Of the other firms in the group, Lovells has seen by far the greatest turnover growth over the past decade, with its May 2009 revenue of £531m sitting 222 per cent above its May 1999 figure of £165m. Despite this the firm’s historic problems with profitability ­continue, with 10-year PEP growth sitting at 43 per cent. RPP growth has also been muted, rising by 55 per cent, from £971,000 10 years ago to £1.5m in May 2009. Partner numbers over the period have grown from 170 to 349.

International ­exposure has been a major contributor to strong revenue growth, with pound and dollar strength uplifting results in the past financial year. Just 42 per cent of the firm’s revenue is now generated in the UK.

“Given that so much of our business now comes from outside the UK, the currency effect inflated our revenue figure [in the past year], but it also inflated our costs,” explains managing ­partner David Harris.

Looking at the firm’s international spread, Harris says that while London “felt the effects of the recession at the sharp end”, Asia and the Middle East, which account for 10 per cent of total ­revenue at £53.1m, performed well in the past year. Harris also points to Germany and Moscow as being strong generators.

PEP step

While Lovells was the strongest firm in the group in terms of 10-year revenue growth, Simmons had the strongest ­showing in terms of PEP. Over the period PEP grew by 144 per cent, from £213,000 in May 1999 to £520,000 in May 2009.

This is a stunning performance given its PEP woes at the beginning of the decade. That said, the firm managed to turn its financial inertia around early on, with 2000-01 being a breakthrough year: PEP rose by 62 per cent to £412,000 and turnover was up 27 per cent to £149m. The firm’s PEP received another major boost in 2004-05, with a rise of 40 per cent taking it to £385,000, thanks in part to culling a number of partners and suffering the loss of a few more.
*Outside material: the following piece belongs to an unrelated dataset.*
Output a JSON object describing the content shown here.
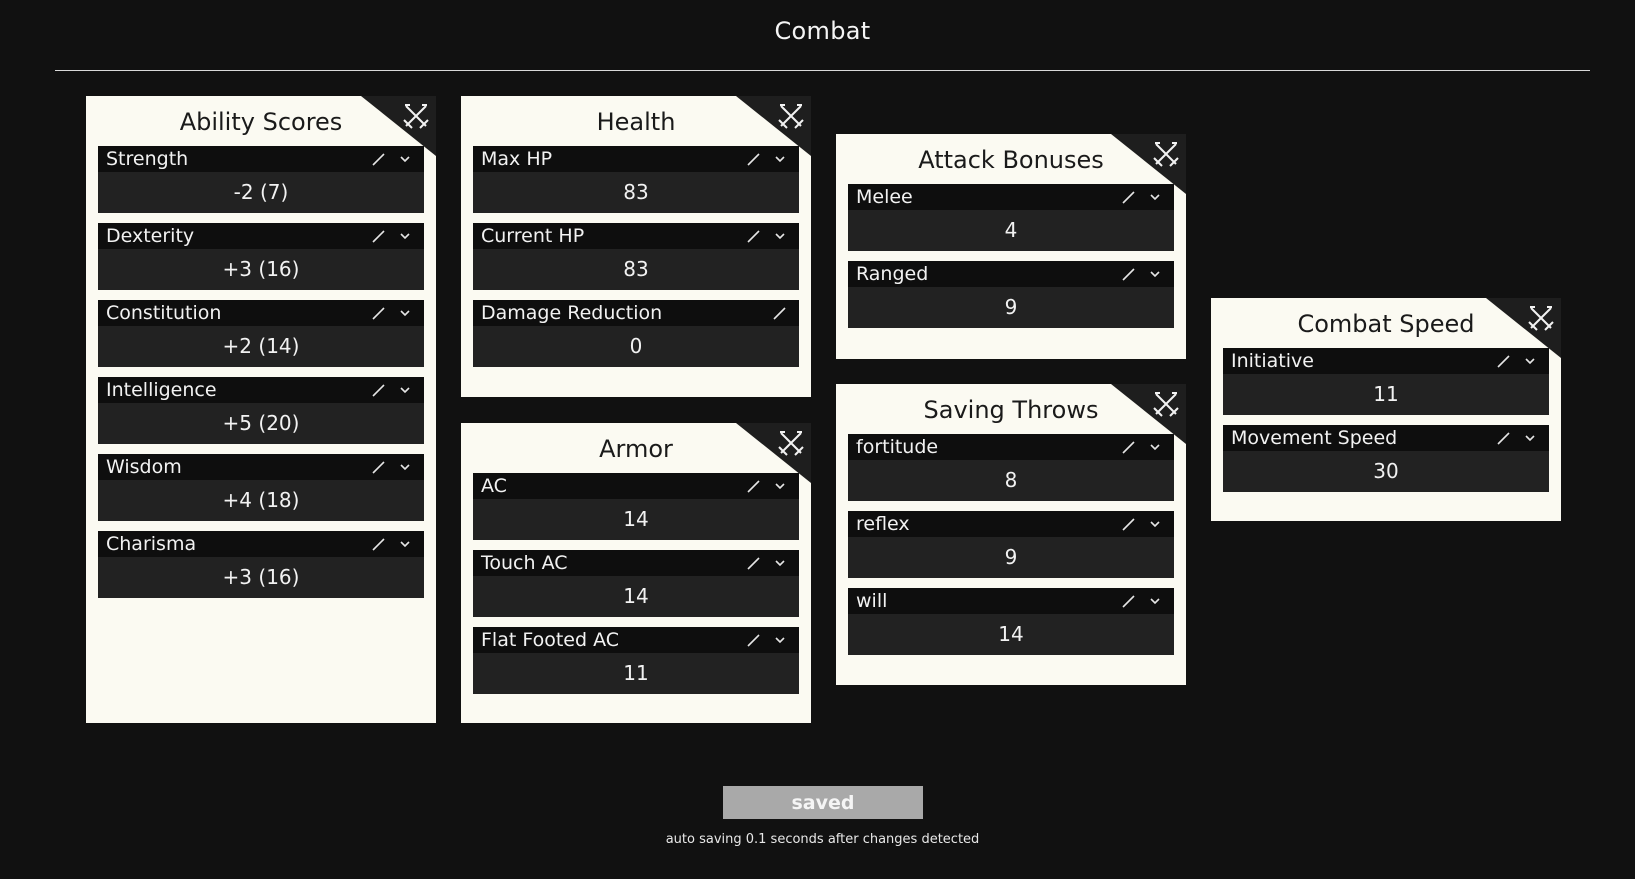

PEP suffered in 2002-03 because of heavy investment in the international ­network, with partners prepared to take the hit while turnover continued to rise. In 2001-02 Simmons invested ­heavily in its European business, merging with Dutch firm Nolst Trenité, opening in Düsseldorf and extending its Italian presence by ­merging in Padua. It also launched in Tokyo with local firm TMI Associates and formed a joint venture between its ­Lisbon office and Brazilian firm Veraino.

In 2008-09 50 per cent of revenue (£143.8m) came from the network. At £1.26m RPP fell slightly on the previous year’s £1.28m, but was 60 per cent higher than the May 1999 figure of £788,000.

Weathering the form

The other firms in the peer group, Camerons and Norton Rose, suffered PEP drops of 15 and 17 per cent respectively over the past financial year, but both have built strong enough foundations over the past decade and should be able to weather the recession reasonably unscathed.

The growth of their international ­networks has been key, with Camerons managing partner Duncan Weston, who ran the firm’s Central and Eastern ­European (CEE) operations before taking over the firm as a whole in April 2008, a keen proponent of the firm’s profitable CEE network.

Norton Rose has followed an ­expansionist strategy in recent years, ­opening nine new offices in the 2006-07 financial year alone. The future for the firm bodes well if its tie-up with Australian firm Deacons, which has an extensive Asian ­network, can bed down as planned.